● Activity
Copy the records. Keep every line exactly as it is.

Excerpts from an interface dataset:
= Beginning of Section =
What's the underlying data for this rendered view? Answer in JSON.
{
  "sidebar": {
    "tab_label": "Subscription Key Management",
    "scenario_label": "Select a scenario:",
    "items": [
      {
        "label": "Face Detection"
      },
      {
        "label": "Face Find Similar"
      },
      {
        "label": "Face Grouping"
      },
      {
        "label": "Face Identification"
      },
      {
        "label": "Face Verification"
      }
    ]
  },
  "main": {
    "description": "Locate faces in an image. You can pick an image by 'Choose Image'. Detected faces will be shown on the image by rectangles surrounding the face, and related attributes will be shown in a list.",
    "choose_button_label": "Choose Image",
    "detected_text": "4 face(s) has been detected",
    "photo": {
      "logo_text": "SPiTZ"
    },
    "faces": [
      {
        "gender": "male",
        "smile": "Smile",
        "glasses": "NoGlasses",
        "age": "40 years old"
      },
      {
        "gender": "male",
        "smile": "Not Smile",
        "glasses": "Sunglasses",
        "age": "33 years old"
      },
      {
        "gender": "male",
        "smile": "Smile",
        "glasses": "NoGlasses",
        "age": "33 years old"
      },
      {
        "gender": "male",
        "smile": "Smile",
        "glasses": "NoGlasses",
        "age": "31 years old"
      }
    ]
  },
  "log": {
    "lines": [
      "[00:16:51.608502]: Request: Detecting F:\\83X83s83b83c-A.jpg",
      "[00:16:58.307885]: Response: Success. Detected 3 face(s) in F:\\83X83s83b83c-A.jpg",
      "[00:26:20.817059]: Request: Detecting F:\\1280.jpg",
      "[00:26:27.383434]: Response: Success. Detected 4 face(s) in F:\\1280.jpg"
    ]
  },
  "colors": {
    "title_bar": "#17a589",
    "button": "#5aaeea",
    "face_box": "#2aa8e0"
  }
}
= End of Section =
● Task response
What's the underlying data for this rendered view? Answer in JSON.
{
  "sidebar": {
    "tab_label": "Subscription Key Management",
    "scenario_label": "Select a scenario:",
    "items": [
      {
        "label": "Face Detection"
      },
      {
        "label": "Face Find Similar"
      },
      {
        "label": "Face Grouping"
      },
      {
        "label": "Face Identification"
      },
      {
        "label": "Face Verification"
      }
    ]
  },
  "main": {
    "description": "Locate faces in an image. You can pick an image by 'Choose Image'. Detected faces will be shown on the image by rectangles surrounding the face, and related attributes will be shown in a list.",
    "choose_button_label": "Choose Image",
    "detected_text": "4 face(s) has been detected",
    "photo": {
      "logo_text": "SPiTZ"
    },
    "faces": [
      {
        "gender": "male",
        "smile": "Smile",
        "glasses": "NoGlasses",
        "age": "40 years old"
      },
      {
        "gender": "male",
        "smile": "Not Smile",
        "glasses": "Sunglasses",
        "age": "33 years old"
      },
      {
        "gender": "male",
        "smile": "Smile",
        "glasses": "NoGlasses",
        "age": "33 years old"
      },
      {
        "gender": "male",
        "smile": "Smile",
        "glasses": "NoGlasses",
        "age": "31 years old"
      }
    ]
  },
  "log": {
    "lines": [
      "[00:16:51.608502]: Request: Detecting F:\\83X83s83b83c-A.jpg",
      "[00:16:58.307885]: Response: Success. Detected 3 face(s) in F:\\83X83s83b83c-A.jpg",
      "[00:26:20.817059]: Request: Detecting F:\\1280.jpg",
      "[00:26:27.383434]: Response: Success. Detected 4 face(s) in F:\\1280.jpg"
    ]
  },
  "colors": {
    "title_bar": "#17a589",
    "button": "#5aaeea",
    "face_box": "#2aa8e0"
  }
}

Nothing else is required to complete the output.